- — Dr Inger Mewburn (@thesiswhisperer)Wed, Jun 06 2012 08:54:18For this live #phdchat (starting in 7min) we will hopefully share ideas about storing notes, retrieving notes, writing good notes...
- — Dr Inger Mewburn (@thesiswhisperer)Wed, Jun 06 2012 09:00:48My first question for #phdchat on note taking. What's your favourite way of doing it? With pen and paper or digitally?

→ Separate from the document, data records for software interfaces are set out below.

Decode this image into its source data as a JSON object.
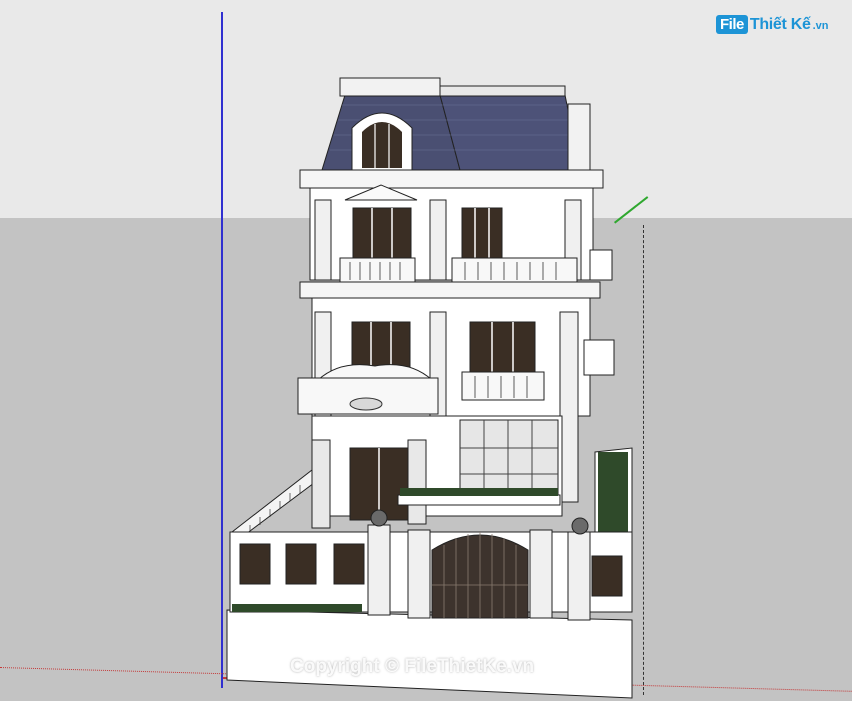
{
  "viewport": {
    "sky_color": "#e9e9e9",
    "ground_color": "#c3c3c3",
    "axis_colors": {
      "blue": "#3030d0",
      "red": "#c43a3a",
      "green": "#2fa82f"
    }
  },
  "watermark_logo": {
    "badge": "File",
    "text": "Thiết Kế",
    "suffix": ".vn",
    "color": "#1d94d6"
  },
  "copyright": "Copyright © FileThietKe.vn",
  "model": {
    "roof_color": "#4a4f72",
    "wall_color": "#ffffff",
    "lawn_color": "#2f4a2a",
    "window_color": "#3a2e24",
    "gate_color": "#3d332d"
  }
}
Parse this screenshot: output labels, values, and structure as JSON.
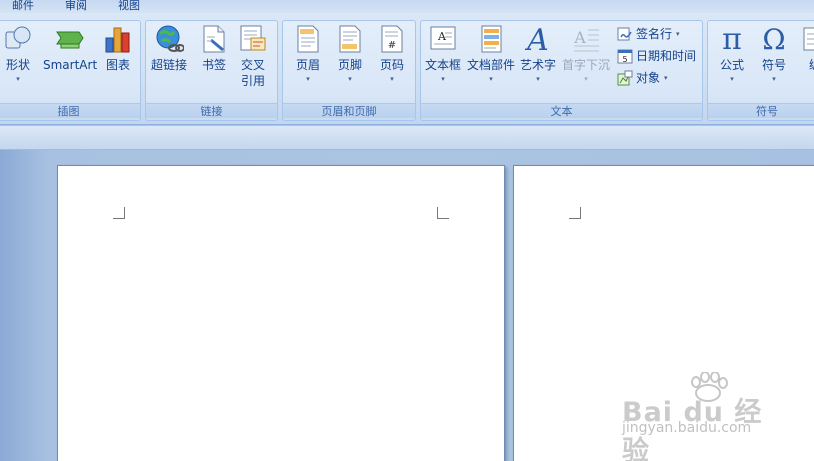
{
  "tabs": [
    {
      "label": "邮件"
    },
    {
      "label": "审阅"
    },
    {
      "label": "视图"
    }
  ],
  "groups": {
    "illustrations": {
      "label": "插图",
      "buttons": [
        {
          "label": "形状",
          "icon": "shapes-icon"
        },
        {
          "label": "SmartArt",
          "icon": "smartart-icon"
        },
        {
          "label": "图表",
          "icon": "chart-icon"
        }
      ]
    },
    "links": {
      "label": "链接",
      "buttons": [
        {
          "label": "超链接",
          "icon": "hyperlink-icon"
        },
        {
          "label": "书签",
          "icon": "bookmark-icon"
        },
        {
          "label": "交叉\n引用",
          "label_line1": "交叉",
          "label_line2": "引用",
          "icon": "cross-reference-icon"
        }
      ]
    },
    "header_footer": {
      "label": "页眉和页脚",
      "buttons": [
        {
          "label": "页眉",
          "icon": "header-icon"
        },
        {
          "label": "页脚",
          "icon": "footer-icon"
        },
        {
          "label": "页码",
          "icon": "page-number-icon"
        }
      ]
    },
    "text": {
      "label": "文本",
      "buttons": [
        {
          "label": "文本框",
          "icon": "textbox-icon"
        },
        {
          "label": "文档部件",
          "icon": "quick-parts-icon"
        },
        {
          "label": "艺术字",
          "icon": "wordart-icon"
        },
        {
          "label": "首字下沉",
          "icon": "drop-cap-icon",
          "disabled": true
        }
      ],
      "small_buttons": [
        {
          "label": "签名行",
          "icon": "signature-line-icon"
        },
        {
          "label": "日期和时间",
          "icon": "date-time-icon"
        },
        {
          "label": "对象",
          "icon": "object-icon"
        }
      ]
    },
    "symbols": {
      "label": "符号",
      "buttons": [
        {
          "label": "公式",
          "icon": "pi-equation-icon"
        },
        {
          "label": "符号",
          "icon": "omega-symbol-icon"
        },
        {
          "label": "编",
          "icon": "numbering-icon"
        }
      ]
    }
  },
  "dropdown_arrow": "▾",
  "watermark": {
    "logo_text": "Bai du 经验",
    "url": "jingyan.baidu.com"
  },
  "colors": {
    "ribbon_text": "#15428b",
    "workspace": "#abc4e2",
    "page": "#ffffff"
  }
}
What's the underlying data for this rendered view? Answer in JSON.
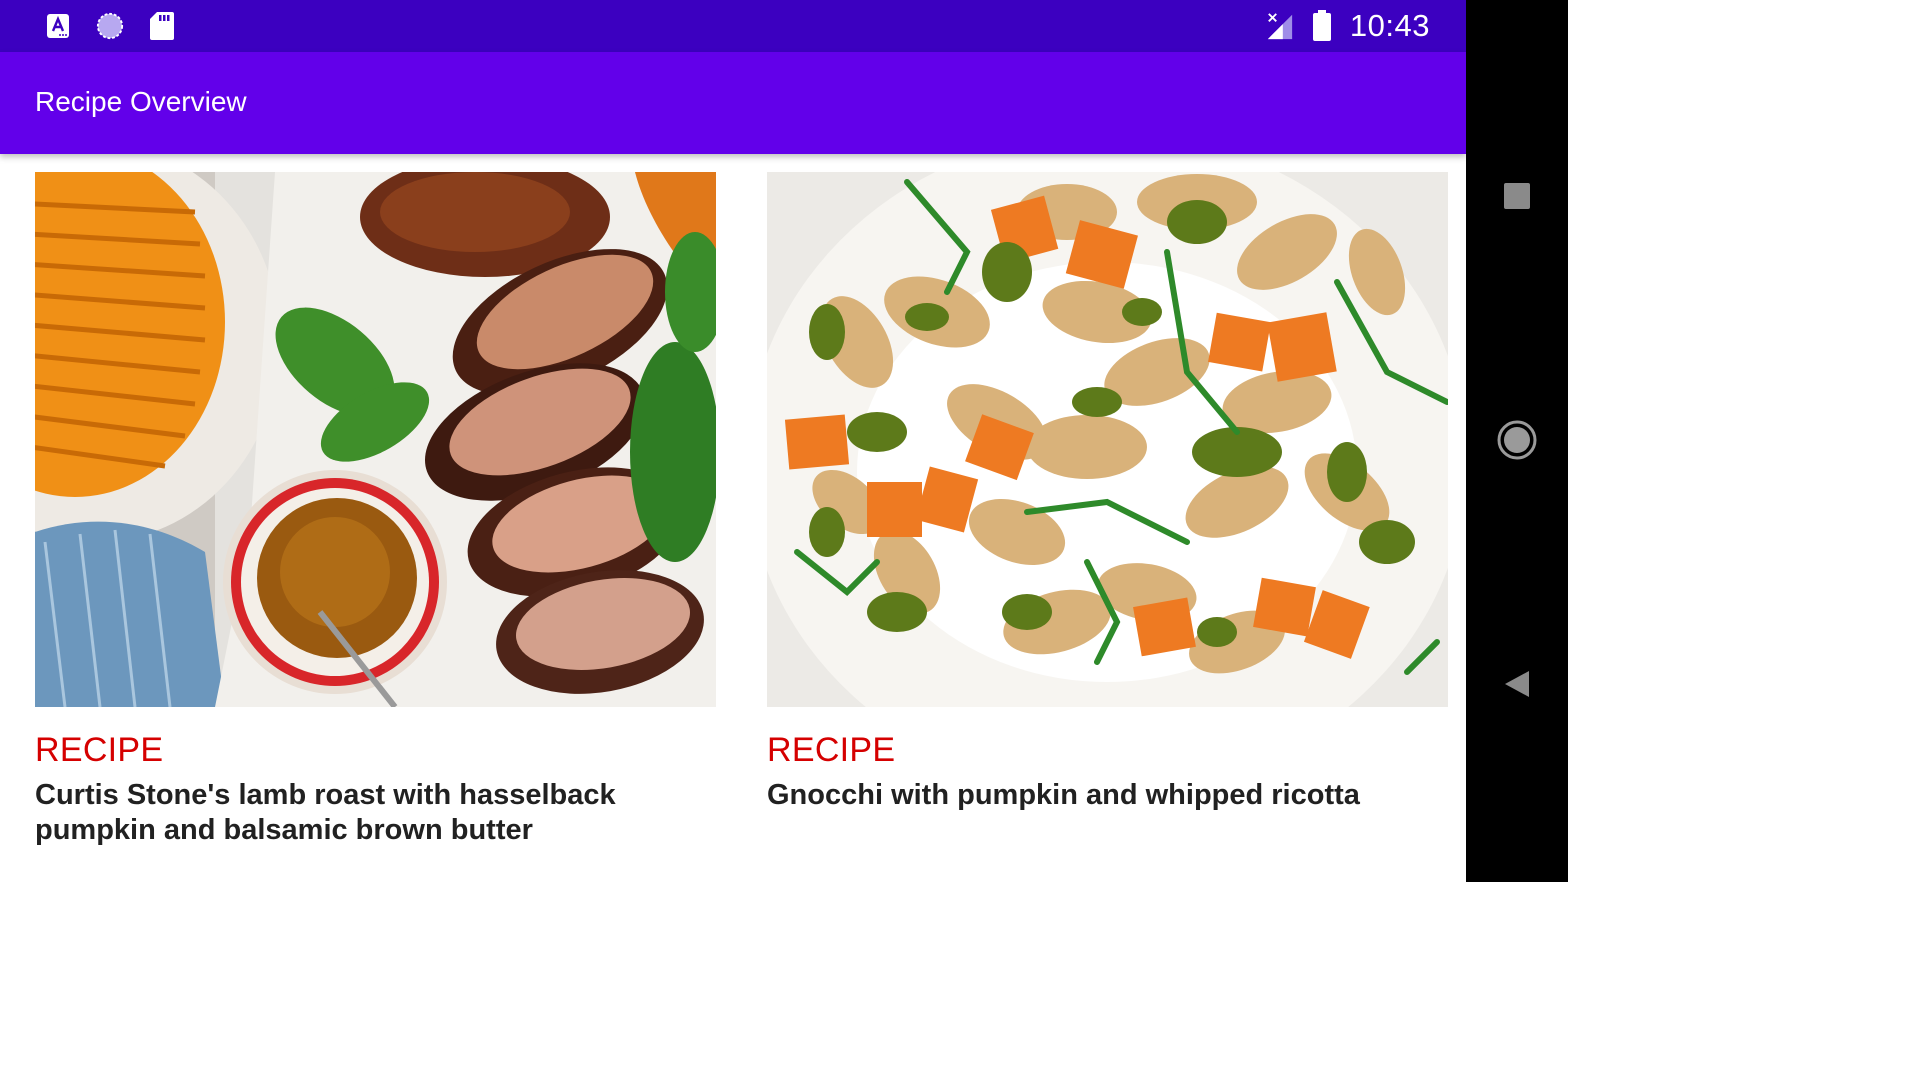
{
  "status_bar": {
    "time": "10:43",
    "left_icons": [
      "accessibility-a-icon",
      "loading-circle-icon",
      "sd-card-icon"
    ],
    "right_icons": [
      "no-signal-icon",
      "battery-icon"
    ]
  },
  "app_bar": {
    "title": "Recipe Overview"
  },
  "recipes": [
    {
      "category": "RECIPE",
      "title": "Curtis Stone's lamb roast with hasselback pumpkin and balsamic brown butter",
      "image": "lamb-roast-photo"
    },
    {
      "category": "RECIPE",
      "title": "Gnocchi with pumpkin and whipped ricotta",
      "image": "gnocchi-photo"
    }
  ],
  "nav_bar": {
    "buttons": [
      "recents-square-icon",
      "home-circle-icon",
      "back-triangle-icon"
    ]
  },
  "colors": {
    "status_bar": "#3c00c0",
    "app_bar": "#6200ea",
    "category_red": "#d50000",
    "title_text": "#212121"
  }
}
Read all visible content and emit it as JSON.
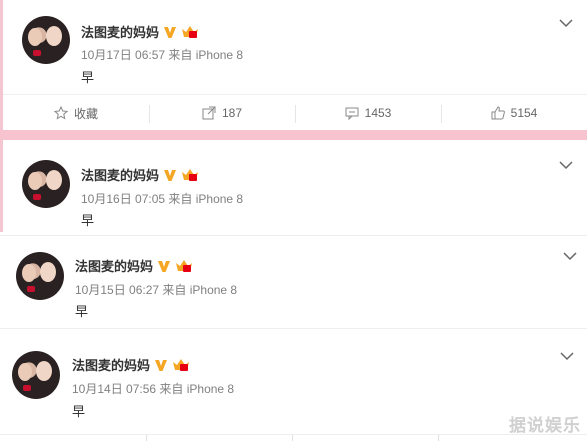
{
  "posts": [
    {
      "author": "法图麦的妈妈",
      "meta": "10月17日 06:57 来自 iPhone 8",
      "text": "早"
    },
    {
      "author": "法图麦的妈妈",
      "meta": "10月16日 07:05 来自 iPhone 8",
      "text": "早"
    },
    {
      "author": "法图麦的妈妈",
      "meta": "10月15日 06:27 来自 iPhone 8",
      "text": "早"
    },
    {
      "author": "法图麦的妈妈",
      "meta": "10月14日 07:56 来自 iPhone 8",
      "text": "早"
    }
  ],
  "actions": {
    "favorite": "收藏",
    "repost": "187",
    "comment": "1453",
    "like": "5154"
  },
  "watermark": "据说娱乐",
  "colors": {
    "accent_pink": "#f7c3cf",
    "vip_badge": "#f5a623",
    "text_meta": "#808080"
  },
  "icons": {
    "verified": "v-badge-icon",
    "member": "crown-icon",
    "menu": "chevron-down-icon"
  }
}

Why?
- Some people talked about hand writing their notes - even if this was sometimes limiting and frustrating
- — Olan Scott (@OlanScott)Wed, Jun 06 2012 09:12:11
- — Becci Jackson (@chasing_ling)Wed, Jun 06 2012 09:19:20
- We tended to agree that making the switch from pen and paper to digital systems of taking notes can be difficult
- — Jonny McCormick (@jonnymccormick)Wed, Jun 06 2012 09:04:26
- — Dr Inger Mewburn (@thesiswhisperer)Wed, Jun 06 2012 09:22:51I too like the feeling of holding a pen, so I bought one for my ipad. It is amazing how much it increased my note taking #phdchat
- — Lisa Smithies (@creativewriterp)Wed, Jun 06 2012 09:03:07I still prefer pen and paper, then typing up, that way the info really gets in my head. Also, I am a slow typer #phdchat
- — Charlotte Mathieson (@cemathieson)Wed, Jun 06 2012 09:21:55
- — Dr Inger Mewburn (@thesiswhisperer)Wed, Jun 06 2012 09:07:29
- Those 'old skool' ways might have merit though. Franziska shared a great blog post on the old practice of using index cards. Those were the days eh?
- — Franziska Heimburger (@FHeimburger)Wed, Jun 06 2012 09:18:17@thesiswhisperer @thesiswhisperer I am fascinated by Luhmann's Zettelkasten, explained here http://takingnotenow.blogspot.fr/2007/12/luhmanns-zettelkasten.html ….blogphdchat/2007/12/luhmanns-zettelkasten.html - #phdchat
- Paper seems so... permanent. We might worry that digital notes are prone to disappear, but there are dangers in a non digital system too!
- When we got to talking about digital systems there were a surprising number and variety of ways of doing it digitally...
- — Dr Inger Mewburn (@thesiswhisperer)Wed, Jun 06 2012 09:09:38I use evernote, scrivener and Papers to take notes, but some good recomendations on other apps in live #phdchat
- — Jonny McCormick (@jonnymccormick)Wed, Jun 06 2012 09:02:58
- — Deborah Brian (@deborahbrian)Wed, Jun 06 2012 09:28:44
- — Lorna Walker (@lornajwalker)Wed, Jun 06 2012 11:41:21#phdchat I also like mindnode - mind-mapping app for ipad which I sometimes use to help me picture relationships btw concepts in papers
- Many people were evernote fans. If you haven't checked it out yet, you probably should. It's free!
What is the best way to take notes for your PhD?
This week on the monthly live #phdchat on Twitter we talked about taking notes - a topic suggested by @riotk. It's an area researchers don't talk about much; we tend to make up our own idiosyncratic systems. I wondered: what can we learn from the note taking systems of other people?
byDr Inger Mewburn3 Likes16,685 Views